§ **WHAT YOU NEED TO DO**:
A complete, unaltered copy of the listing is needed. Write it out.

§ **DATASET CONTENT**:

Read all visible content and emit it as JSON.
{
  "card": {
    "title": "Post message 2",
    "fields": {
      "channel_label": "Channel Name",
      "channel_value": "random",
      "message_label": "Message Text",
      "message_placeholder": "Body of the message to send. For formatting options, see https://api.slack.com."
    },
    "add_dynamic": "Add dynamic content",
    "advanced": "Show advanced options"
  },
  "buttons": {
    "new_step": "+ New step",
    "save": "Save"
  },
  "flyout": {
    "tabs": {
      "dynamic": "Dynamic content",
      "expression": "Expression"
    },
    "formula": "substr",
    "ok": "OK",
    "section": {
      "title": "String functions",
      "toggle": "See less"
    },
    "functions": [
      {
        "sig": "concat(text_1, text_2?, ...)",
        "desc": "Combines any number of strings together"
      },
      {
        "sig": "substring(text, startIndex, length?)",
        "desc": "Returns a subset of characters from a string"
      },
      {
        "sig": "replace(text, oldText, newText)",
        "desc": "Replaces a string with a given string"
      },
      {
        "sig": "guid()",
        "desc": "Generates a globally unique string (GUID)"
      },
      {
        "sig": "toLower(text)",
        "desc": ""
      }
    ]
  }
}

§ **WORKED SOLUTION**:
Read all visible content and emit it as JSON.
{
  "card": {
    "title": "Post message 2",
    "fields": {
      "channel_label": "Channel Name",
      "channel_value": "random",
      "message_label": "Message Text",
      "message_placeholder": "Body of the message to send. For formatting options, see https://api.slack.com."
    },
    "add_dynamic": "Add dynamic content",
    "advanced": "Show advanced options"
  },
  "buttons": {
    "new_step": "+ New step",
    "save": "Save"
  },
  "flyout": {
    "tabs": {
      "dynamic": "Dynamic content",
      "expression": "Expression"
    },
    "formula": "substr",
    "ok": "OK",
    "section": {
      "title": "String functions",
      "toggle": "See less"
    },
    "functions": [
      {
        "sig": "concat(text_1, text_2?, ...)",
        "desc": "Combines any number of strings together"
      },
      {
        "sig": "substring(text, startIndex, length?)",
        "desc": "Returns a subset of characters from a string"
      },
      {
        "sig": "replace(text, oldText, newText)",
        "desc": "Replaces a string with a given string"
      },
      {
        "sig": "guid()",
        "desc": "Generates a globally unique string (GUID)"
      },
      {
        "sig": "toLower(text)",
        "desc": ""
      }
    ]
  }
}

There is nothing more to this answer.